The new study, published recently, shows that the fish (which could go up to 50 feet or 15 meters) was highly unusual. The study revolved around the order Lamniformes, the group that included all the extinct and surviving sharks. What the researchers found that the megalodon was not only much bigger than any surviving species of shark today, it blew the competition when compared to the second biggest extinct shark as well. That title is held by a shark measuring 23 feet or about 7 meters, which less than half of what our giant fish could pull off.
The modern line-up when it comes to sharks is a bunch of dwarves when compared to this ancient monster. The great white, which happens to be the biggest predatory species alive, can measure up to 20 feet or 6 meters in length. The largest fish, the whale shark, can measure up to 33 feet or 10 meters.
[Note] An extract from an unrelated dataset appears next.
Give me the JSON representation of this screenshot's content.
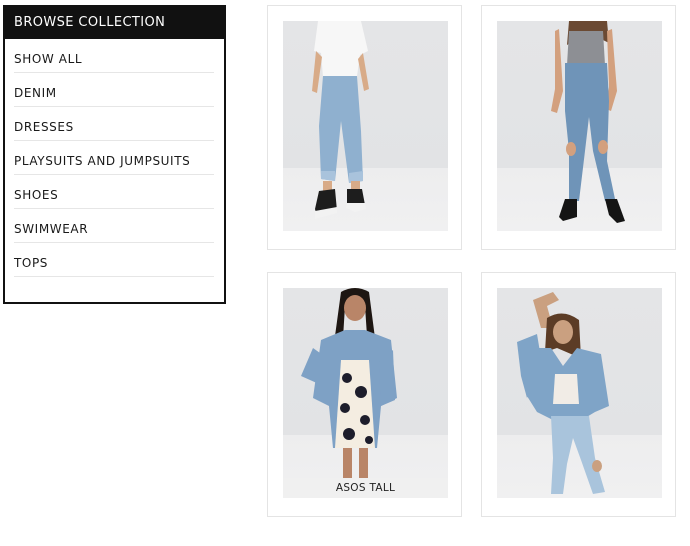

None of these come even close to comparing the monster that was megalodon. There are 13 different lamniform species of sharks alive today, all of which are relatively small. The megalodon fossils date back to 15 million years, whereas lamniformes have been on the planet for 252 million years.
Since sharks are cartilaginous fishes, they do not have bones; what they do have are cartilages that can easily decompose when faced with the elements. This is why researchers do not know much about the internal structure of extinct fish. The biggest source of information on megalodons is their teeth. They grew new teeth throughout their lives and constantly replace old ones. This was one of the focal points of the research where the researchers came up with an equation that relates the tooth size and body size for a lamniform.
The existing lamniformes were cataloged to develop this equation. What the researchers found was astonishing as megalodon simply dwarves any other lamniform when it comes to size. What this means for other ancient species and our knowledge of these ancient ecosystems is yet to be determined; however, this could be the most revealing study ever done on extinct giants.